While waiting to her pro card, she played in a few tournaments in Japan and then breezed through Qualification School for the LPGA.
In her first season, she claimed two second-place finishes. Playing in her first tour event at the Lady Tara Classic she tied for second and later that year was runner-up in Child & Family Services Open.
Her play was good enough to be voted as the LPGA’s Rookie of the Year.
An UltraBrite toothpaste television commercial further cemented her fame and it went on to win a CLIO award as one of the year’s top advertisements.

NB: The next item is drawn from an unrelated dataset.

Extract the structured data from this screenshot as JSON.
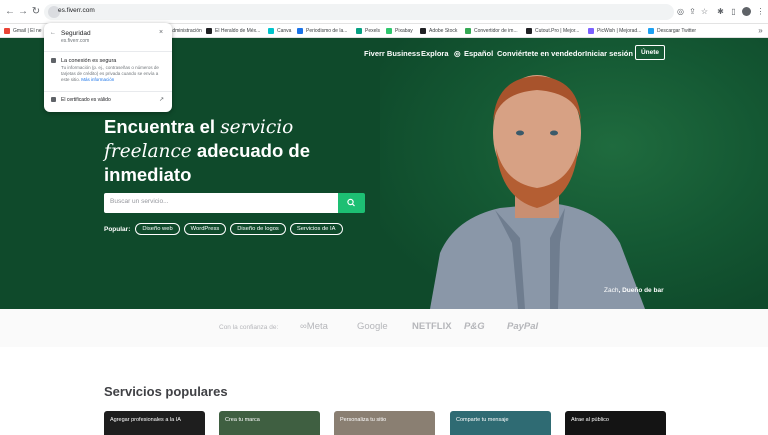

Her original plan was to play on the tour for five years and then retire to become a lawyer or a children’s dentist, then get married and have a family, but as the money from more ad campaigns like Ford Thunderbird automobiles, a sportswear commercial with Arnold Palmer and her own line of Izod clothing sold under the Laura Baugh name came up, she jettisoned that idea.
She shared the spotlight with other national golf celebrities when she competed in exhibitions with Palmer, Jack Nicklaus, Billy Casper, Johnny Miller, Lee Trevino and Sam Snead.
From 1973 to 1997, Laura finished second 1o times in LPGA tournament, nearly winning the Mayflower Classic in 1979 before falling to Hollis Stacy in a sudden-death playoff.
As her trophy case expanded and her national magazine covers piled up, there were a number of other acquisitions she made during her playing days.
She married and divorced three times and gave birth to seven children during that span, taking the kids along in a van in the summers as she played in events.
Somehow she also acquired a drinking problem as she felt alcohol could make everything seem more manageable.
Laura eventually overcame alcohol addiction through treatment at the Betty Ford Clinic and wrote about her struggles in the best-selling book “Out of the Rough.”
Her career came full circle after she left the LPGA following the1997 season.
She worked with CBS, ESPN covering tournaments and stared providing commentary for the Golf Channel in Orlando.
Now happily married for a fourth time, Laura sells real estate in Central Florida, enjoys being a mother and plays a little on the Legends Tour when her schedule permits.